For all of those who are uninitiated, the National Book Festival is annual event that the President puts on celebrating books and their readers. It’s held on the National Mall and is completely free. I didn’t know that this was a thing until I moved down here but I have to say that I’m so glad that I did.
After wondering around for a bit and grabbing my swag from the info table I landed upon the Margaret Atwood presentation. She was the only one I sat in on, so I don’t know if they were all like this, but it was basically a mediated Q&A. The one question I remember was “What is your perfect reader?” Her response: Someone who loves the cover. She was generally very funny. I didn’t stay around for the whole thing because I anticipated a line for her her signing so I hoped on over to the signing area (after asking the people at information where it was).
Her signing wasn’t too eventful. I had a repetitively good place in line and it moved quickly. After I got out I ran over to Veronica Roth’s line so I could wait for about an hour and a half for her signing to even start. Her line ended up being 12 rows long. And I felt really old. At least in the section of line where I was, most of the people waiting were preteens with their parents. I shouldn’t be surprised and I’m happy they’re reading but some of them got annoying pretty quickly. I tried my best to just sit and read Aristotle and Dante Discover the Secrets of the Universe on my nook.
But the long wait was definitely worth it. When I finally got up there all I could vocalize was to thank her for writing these books because I love them so much. She was so sweet and seemed genuinely grateful. I love her so much and can’t wait til Allegiant comes out!
That was the end of day 1 for me. It started to rain almost immediately after I got the signature and I had a long walk to the metro to meet my friends for a bachelorette party.
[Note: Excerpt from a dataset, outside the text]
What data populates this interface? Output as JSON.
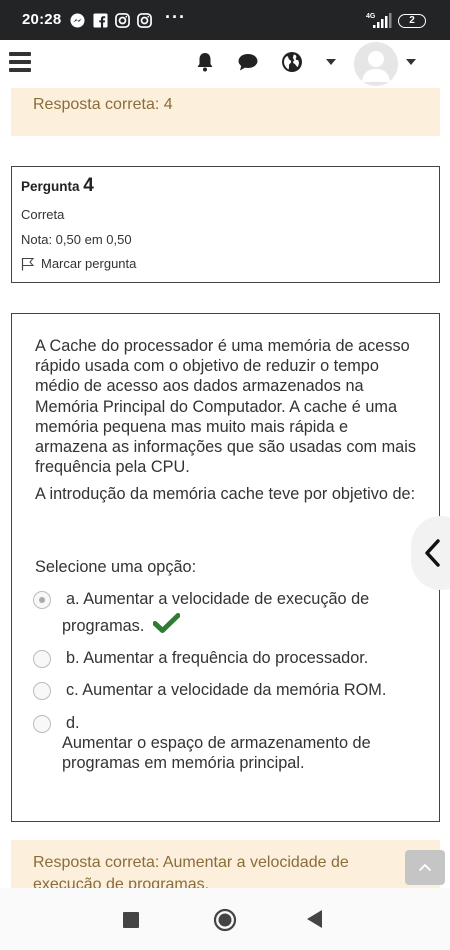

Sunday was kind of late start. After a kind of crazy night and a fantastic brunch some of my new friends and I came around the festival grounds in the late afternoon. Just in time to jump into the beginnings of DJ MacHales line. Once things started moving the line went pretty fast which was kind of surprising because MacHale took the time to talk to pretty much everyone. When I finally got up there and handed my copy of Sylo to him the first thing he did was ask me what kind of books I liked to read. I babbled on for a bit about how I love all kind of books and wanted to become a librarian. After teasing me a bit about how I was ‘one of those’ he got kind of serious and told me that I after I finished Sylo to go on his website and email him about what I thought. He seems really interested in his fans and actually wants to hear back from him. On a slightly random note I’m in love with his white hair.
We then ran over to Tamora Pierces line. I was in about the same place as I was for Veronica Roth’s but did not have to wait as long thankfully. While in line I made a friend with a children’s librarian who goes every year and gets library books signed. I thought that was an awesome idea, and while I don’t know if I want to be a children’s librarian if I ever do I want to adopt that practice. It just makes the books extra special for the kids and according to her they are more likely to take care of them.
We just barely got our books signed though. They extended the signing by a half hour but we were still some of the last people to get our books signed. I didn’t get to talk to her or even really make eye contact but I’ve been in love with her books for so long that it doesn’t even matter.
In conclusion, I would have to say that the Book festival was a huge success and I can’t wait to go back next year. For those who are curious all of the presentations are recorded and put on the Library of Congress’ website for anyone to watch. That’s mostly why I attended signing instead of the presentations although I think that next year I might switch it up and see a few authors that I’ve never heard of before.